AG 48 does not ban the use of captives to help finance redundant reserves, but it does require certain conditions be met for a structure to be regulatorily acceptable. The guideline defines an Actuarial Method that describes how the economic reserves are to be calculated. The Actuarial Method uses a calculation method that is closely related to reserve levels under Principle Based Reserves (PBR) requirements.
Actuarial Method reserves are required to be backed by Primary Assets. Primary Assets include cash and SVO listed securities, except those that are in effect synthetic letters of credit. For the difference between current statutory reserves and Actuarial Method reserves, assets (including Prescribed Assets that are acceptable to the Commissioner) can be used.
Is a reinsurance agreement covering level term or universal life with secondary guarantees ever exempt from the rules of AG 48?
Yes, there are four situations in which AG 48 does not apply:
- If the YRT reinsurance exemption is elected (from XXX rules) or the direct policy is an attained age YRT or if the direct policy is a series of n-year renewable term where the guaranteed premiums are greater than the 1980 CSO and there are no cash surrender values.
- The reinsurer has been certified in the domiciliary state of the cedent or if the cedents’s state has not adopted the certification process, then the reinsurer is certified in at least 5 states. Alternatively if the reinsurer holds assets in a Credit for Reinsurance trust in an amount no smaller than the level of reserves that the cedent is taking credit for.
- The reinsurer is either domiciled, licensed or accredited in a state that has adopted the most current version of the Model Credit for Reinsurance law and regulation. In addition the reinsurer must not be using any permitted practices or be under any solvency conditions (e.g. mandatory control level).
- The Financial Analysis Working Group agrees that: a) risks are out of scope or b) risks are in scope, but only due to a technicality or c) application of AG 48 is not necessary to protect policyholders.
How are reserves calculated under the Actuarial Method?
The intent behind reserves calculated using the Actuarial Method is for the values to be close to the Valuation Manual (standards for Principle Based Reserves) Chapter 20 requirements.
Level term products will need to hold the greater of the net premium reserves, as adjusted by Table 1 factors, and the deterministic reserve. Universal Life with Secondary Guarantees, the calculation requires using the maximum of the deterministic, stochastic and net level reserves as adjusted by factors in Table 2. In either event the Actuarial Method reserves shall be calculated on a gross basis. Unlike the pertinent sections of the new Principle Based Reserve requirements, no exemption testing will be permitted.
Percentages Applicable to the NPR in Determination of the Actuarial Method
(Derived from 2014 VBY Term Net Level Premium Mortality Ratios)
|Issue Age||Male Non-Smoker||Female Non-Smoker||Male Smoker||Female Smoker|

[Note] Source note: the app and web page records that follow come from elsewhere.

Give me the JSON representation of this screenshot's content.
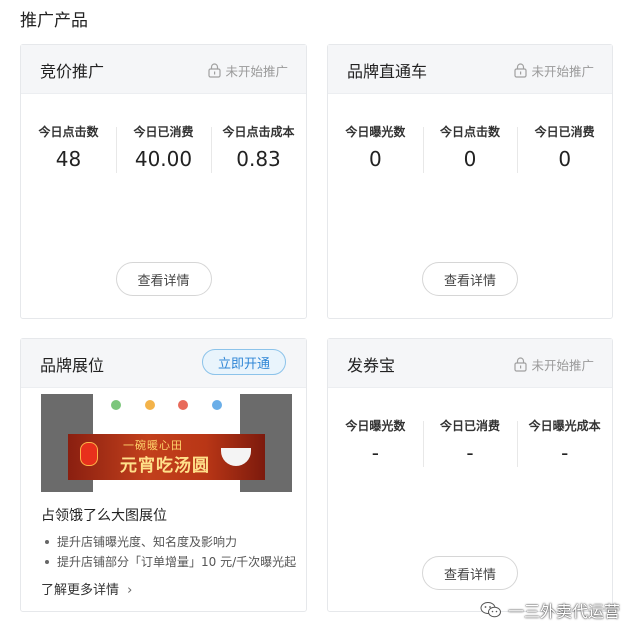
{
  "page_title": "推广产品",
  "cards": {
    "bidding": {
      "title": "竞价推广",
      "status": "未开始推广",
      "metrics": [
        {
          "label": "今日点击数",
          "value": "48"
        },
        {
          "label": "今日已消费",
          "value": "40.00"
        },
        {
          "label": "今日点击成本",
          "value": "0.83"
        }
      ],
      "details_label": "查看详情"
    },
    "brand_express": {
      "title": "品牌直通车",
      "status": "未开始推广",
      "metrics": [
        {
          "label": "今日曝光数",
          "value": "0"
        },
        {
          "label": "今日点击数",
          "value": "0"
        },
        {
          "label": "今日已消费",
          "value": "0"
        }
      ],
      "details_label": "查看详情"
    },
    "brand_showcase": {
      "title": "品牌展位",
      "open_label": "立即开通",
      "banner": {
        "line1": "一碗暖心田",
        "line2": "元宵吃汤圆"
      },
      "promo_title": "占领饿了么大图展位",
      "bullets": [
        "提升店铺曝光度、知名度及影响力",
        "提升店铺部分「订单增量」10 元/千次曝光起"
      ],
      "more_label": "了解更多详情"
    },
    "coupon": {
      "title": "发券宝",
      "status": "未开始推广",
      "metrics": [
        {
          "label": "今日曝光数",
          "value": "-"
        },
        {
          "label": "今日已消费",
          "value": "-"
        },
        {
          "label": "今日曝光成本",
          "value": "-"
        }
      ],
      "details_label": "查看详情"
    }
  },
  "watermark": {
    "text": "一三外卖代运营",
    "icon": "wechat-icon"
  },
  "colors": {
    "accent_blue": "#2f86d6",
    "header_bg": "#f5f6f8",
    "muted": "#9a9a9a"
  }
}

|Issue Age||Male Non-Smoker||Female Non-Smoker||Male Smoker||Female Smoker|
What if my company does not have sufficient assets at year end?
The guideline requires the appointed actuary to give a qualified opinion should the Primary Securities be less than Actuarial Method reserves and Other Securities are insufficient to cover the remaining reserves.
There are two ways to avoid a qualified opinion: 1) increase the assets backing the covered policies so that all reserves are backed by AG 48 compliant assets or 2) increase reserves by the amount of the deficiency (e.g, Actuarial Method reserves of $200 million, Primary Securities of $190 million. Point #2 would require reserves be increased by $10 million).